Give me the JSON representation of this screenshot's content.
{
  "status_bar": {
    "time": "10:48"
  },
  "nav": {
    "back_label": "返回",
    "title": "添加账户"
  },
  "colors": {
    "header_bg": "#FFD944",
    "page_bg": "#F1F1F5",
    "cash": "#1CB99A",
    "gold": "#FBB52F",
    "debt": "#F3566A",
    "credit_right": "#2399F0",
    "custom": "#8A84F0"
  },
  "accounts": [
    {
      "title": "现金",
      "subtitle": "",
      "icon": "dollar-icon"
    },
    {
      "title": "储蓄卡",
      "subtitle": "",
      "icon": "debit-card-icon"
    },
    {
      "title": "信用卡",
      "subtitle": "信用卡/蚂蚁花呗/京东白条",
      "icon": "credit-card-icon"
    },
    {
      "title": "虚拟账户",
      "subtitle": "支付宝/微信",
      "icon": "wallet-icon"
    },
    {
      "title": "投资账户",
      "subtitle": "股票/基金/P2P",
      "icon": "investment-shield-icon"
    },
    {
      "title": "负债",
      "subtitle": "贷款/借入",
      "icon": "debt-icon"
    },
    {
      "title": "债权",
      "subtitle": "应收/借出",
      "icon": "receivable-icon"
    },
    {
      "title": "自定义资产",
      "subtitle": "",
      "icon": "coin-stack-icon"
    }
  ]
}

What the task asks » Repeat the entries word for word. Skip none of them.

Your solution »
Give me the JSON representation of this screenshot's content.
{
  "status_bar": {
    "time": "10:48"
  },
  "nav": {
    "back_label": "返回",
    "title": "添加账户"
  },
  "colors": {
    "header_bg": "#FFD944",
    "page_bg": "#F1F1F5",
    "cash": "#1CB99A",
    "gold": "#FBB52F",
    "debt": "#F3566A",
    "credit_right": "#2399F0",
    "custom": "#8A84F0"
  },
  "accounts": [
    {
      "title": "现金",
      "subtitle": "",
      "icon": "dollar-icon"
    },
    {
      "title": "储蓄卡",
      "subtitle": "",
      "icon": "debit-card-icon"
    },
    {
      "title": "信用卡",
      "subtitle": "信用卡/蚂蚁花呗/京东白条",
      "icon": "credit-card-icon"
    },
    {
      "title": "虚拟账户",
      "subtitle": "支付宝/微信",
      "icon": "wallet-icon"
    },
    {
      "title": "投资账户",
      "subtitle": "股票/基金/P2P",
      "icon": "investment-shield-icon"
    },
    {
      "title": "负债",
      "subtitle": "贷款/借入",
      "icon": "debt-icon"
    },
    {
      "title": "债权",
      "subtitle": "应收/借出",
      "icon": "receivable-icon"
    },
    {
      "title": "自定义资产",
      "subtitle": "",
      "icon": "coin-stack-icon"
    }
  ]
}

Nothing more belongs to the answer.